On June 24, 2015, Congressman Gosar sent a letter to the Service demanding the agency rescind the new restrictions implemented on May 20, 2015, and pursue a community-supported plan for resolving this situation. Click HERE to read the letter.

On July 10, 2015, the Service sent a poor response to the June 24th letter. In the letter, the Service stated the arbitrary May 2015 restrictions were allowed under its regulations in the form of (50 CFR 32.22). 

The Service has changed its justification as the CD states the May 2015 restrictions are lawful under 50 CFR 25.21 (e). This regulation allows closures in the “event of a threat or emergency endangering the health of the general public or Refuge resources.” This isn’t the EPA Animas spill and there is no pending threat or emergency. Further, the CD states that a NEPA categorical exclusion was allowed for the May 2015 restrictions “due to the absence of controversy related to environmental impacts.” There was plenty of controversy and the local refuge manager knew about it as documented in multiple Freedom of Information Act requests.

On August 28, 2015, Congressman Gosar’s office submitted a Freedom of Information Act (FOIA) request to the U.S. Fish and Wildlife Service seeking all relevant information on this closure. Click HERE to read the letter.

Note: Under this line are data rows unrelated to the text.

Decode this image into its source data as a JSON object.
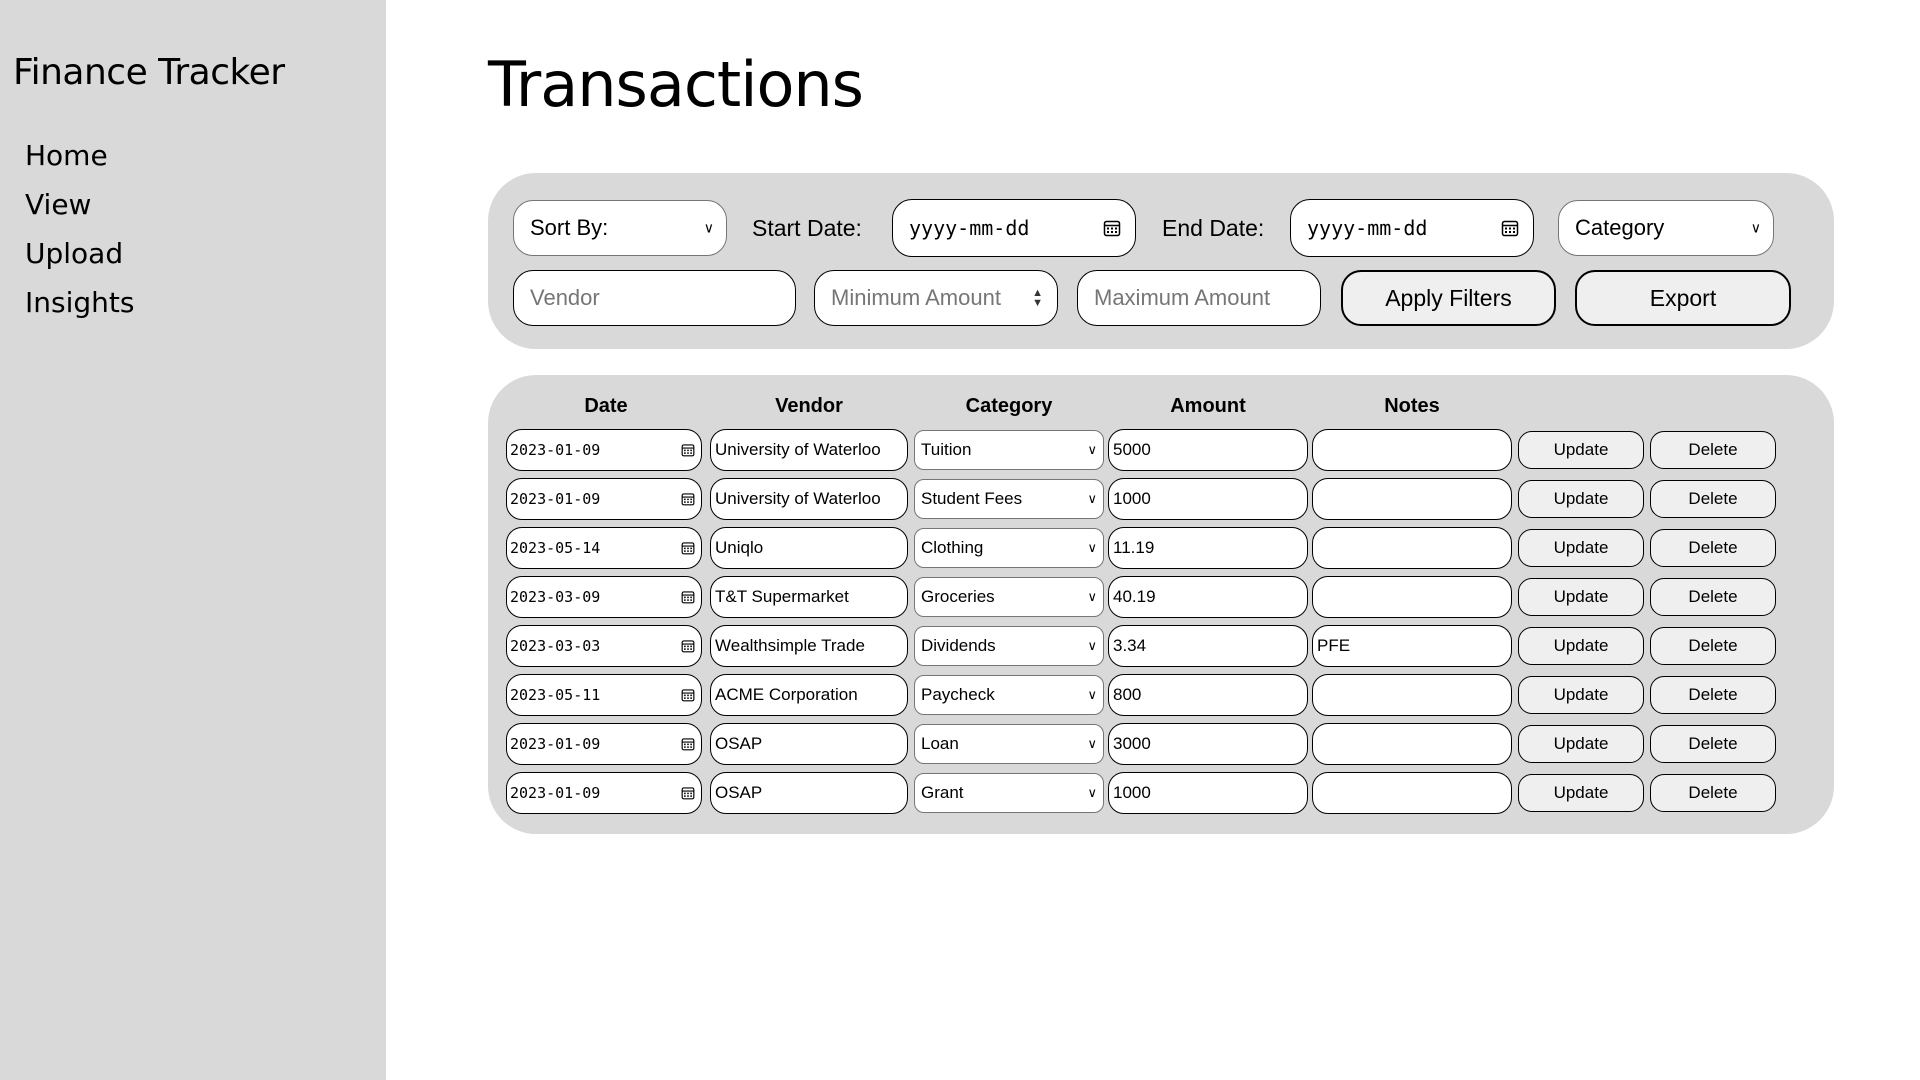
{
  "sidebar": {
    "app_title": "Finance Tracker",
    "nav": [
      "Home",
      "View",
      "Upload",
      "Insights"
    ]
  },
  "page": {
    "title": "Transactions"
  },
  "filters": {
    "sort_by": "Sort By:",
    "start_date_label": "Start Date:",
    "start_date_placeholder": "yyyy-mm-dd",
    "end_date_label": "End Date:",
    "end_date_placeholder": "yyyy-mm-dd",
    "category": "Category",
    "vendor_placeholder": "Vendor",
    "min_amount_placeholder": "Minimum Amount",
    "max_amount_placeholder": "Maximum Amount",
    "apply_label": "Apply Filters",
    "export_label": "Export"
  },
  "table": {
    "columns": [
      "Date",
      "Vendor",
      "Category",
      "Amount",
      "Notes"
    ],
    "update_label": "Update",
    "delete_label": "Delete",
    "rows": [
      {
        "date": "2023-01-09",
        "vendor": "University of Waterloo",
        "category": "Tuition",
        "amount": "5000",
        "notes": ""
      },
      {
        "date": "2023-01-09",
        "vendor": "University of Waterloo",
        "category": "Student Fees",
        "amount": "1000",
        "notes": ""
      },
      {
        "date": "2023-05-14",
        "vendor": "Uniqlo",
        "category": "Clothing",
        "amount": "11.19",
        "notes": ""
      },
      {
        "date": "2023-03-09",
        "vendor": "T&T Supermarket",
        "category": "Groceries",
        "amount": "40.19",
        "notes": ""
      },
      {
        "date": "2023-03-03",
        "vendor": "Wealthsimple Trade",
        "category": "Dividends",
        "amount": "3.34",
        "notes": "PFE"
      },
      {
        "date": "2023-05-11",
        "vendor": "ACME Corporation",
        "category": "Paycheck",
        "amount": "800",
        "notes": ""
      },
      {
        "date": "2023-01-09",
        "vendor": "OSAP",
        "category": "Loan",
        "amount": "3000",
        "notes": ""
      },
      {
        "date": "2023-01-09",
        "vendor": "OSAP",
        "category": "Grant",
        "amount": "1000",
        "notes": ""
      }
    ]
  },
  "icons": {
    "calendar": "calendar-icon",
    "chevron": "chevron-down-icon",
    "spinner": "spinner-arrows-icon"
  },
  "colors": {
    "sidebar_bg": "#d9d9d9",
    "panel_bg": "#d9d9d9",
    "button_bg": "#efefef"
  }
}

On December 10, 2015, the Service responded to Congressman Gosar’s request. The FOIA request revealed that two residents made up lies and encouraged the agency to take the May 2015 action. The FOIA request also revealed that the agency initially opposed taking such action. Multiple emails from the acting refugee manager indicated that the agency believed it couldn’t arbitrarily close the channel and if they chose to pursue such a closure the agency would be required to hold a 30-60 day public comment period. An email from the acting refugee manager’s boss stating that a closure would likely meet resistance and require NEPA compliance was also discovered in the request. Ultimately, the Service failed to comply with NEPA prior to making the May 2015 closures.